> [Action item]: Which of the lines below mention the word "icon"? Pull each one out.

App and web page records
..........

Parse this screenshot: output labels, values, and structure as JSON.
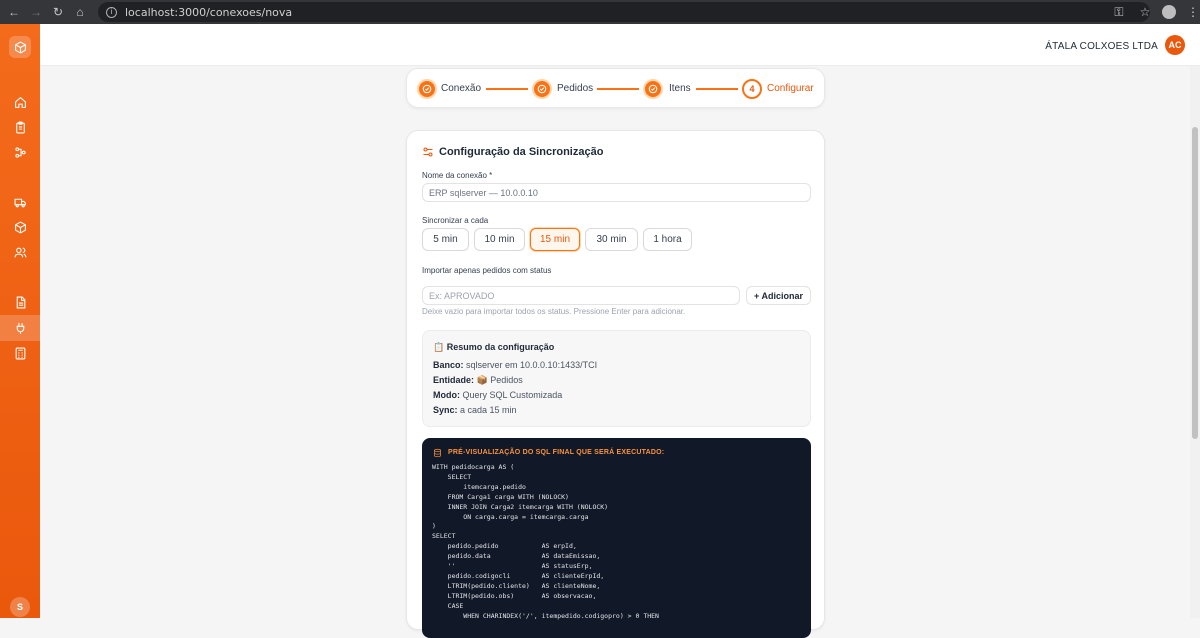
{
  "browser": {
    "url": "localhost:3000/conexoes/nova"
  },
  "header": {
    "company": "ÁTALA COLXOES LTDA",
    "user_initials": "AC"
  },
  "sidebar": {
    "user_initial": "S",
    "items": [
      {
        "name": "home-icon"
      },
      {
        "name": "clipboard-icon"
      },
      {
        "name": "workflow-icon"
      },
      {
        "name": "truck-icon"
      },
      {
        "name": "box-icon"
      },
      {
        "name": "users-icon"
      },
      {
        "name": "document-icon"
      },
      {
        "name": "plug-icon",
        "active": true
      },
      {
        "name": "calculator-icon"
      }
    ]
  },
  "stepper": {
    "steps": [
      {
        "label": "Conexão",
        "status": "done"
      },
      {
        "label": "Pedidos",
        "status": "done"
      },
      {
        "label": "Itens",
        "status": "done"
      },
      {
        "label": "Configurar",
        "status": "current",
        "number": "4"
      }
    ]
  },
  "config": {
    "title": "Configuração da Sincronização",
    "name_label": "Nome da conexão *",
    "name_value": "ERP sqlserver — 10.0.0.10",
    "sync_label": "Sincronizar a cada",
    "sync_options": [
      "5 min",
      "10 min",
      "15 min",
      "30 min",
      "1 hora"
    ],
    "sync_selected": "15 min",
    "status_label": "Importar apenas pedidos com status",
    "status_placeholder": "Ex: APROVADO",
    "add_button": "+ Adicionar",
    "hint": "Deixe vazio para importar todos os status. Pressione Enter para adicionar."
  },
  "summary": {
    "title": "📋 Resumo da configuração",
    "banco_key": "Banco:",
    "banco_val": " sqlserver em 10.0.0.10:1433/TCI",
    "entidade_key": "Entidade:",
    "entidade_val": " 📦 Pedidos",
    "modo_key": "Modo:",
    "modo_val": " Query SQL Customizada",
    "sync_key": "Sync:",
    "sync_val": " a cada 15 min"
  },
  "sql_preview": {
    "title": "PRÉ-VISUALIZAÇÃO DO SQL FINAL QUE SERÁ EXECUTADO:",
    "code": "WITH pedidocarga AS (\n    SELECT\n        itemcarga.pedido\n    FROM Carga1 carga WITH (NOLOCK)\n    INNER JOIN Carga2 itemcarga WITH (NOLOCK)\n        ON carga.carga = itemcarga.carga\n)\nSELECT\n    pedido.pedido           AS erpId,\n    pedido.data             AS dataEmissao,\n    ''                      AS statusErp,\n    pedido.codigocli        AS clienteErpId,\n    LTRIM(pedido.cliente)   AS clienteNome,\n    LTRIM(pedido.obs)       AS observacao,\n    CASE\n        WHEN CHARINDEX('/', itempedido.codigopro) > 0 THEN"
  }
}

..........

> [Output below]:
        "name": "home-icon"
        "name": "clipboard-icon"
        "name": "workflow-icon"
        "name": "truck-icon"
        "name": "box-icon"
        "name": "users-icon"
        "name": "document-icon"
        "name": "plug-icon",
        "name": "calculator-icon"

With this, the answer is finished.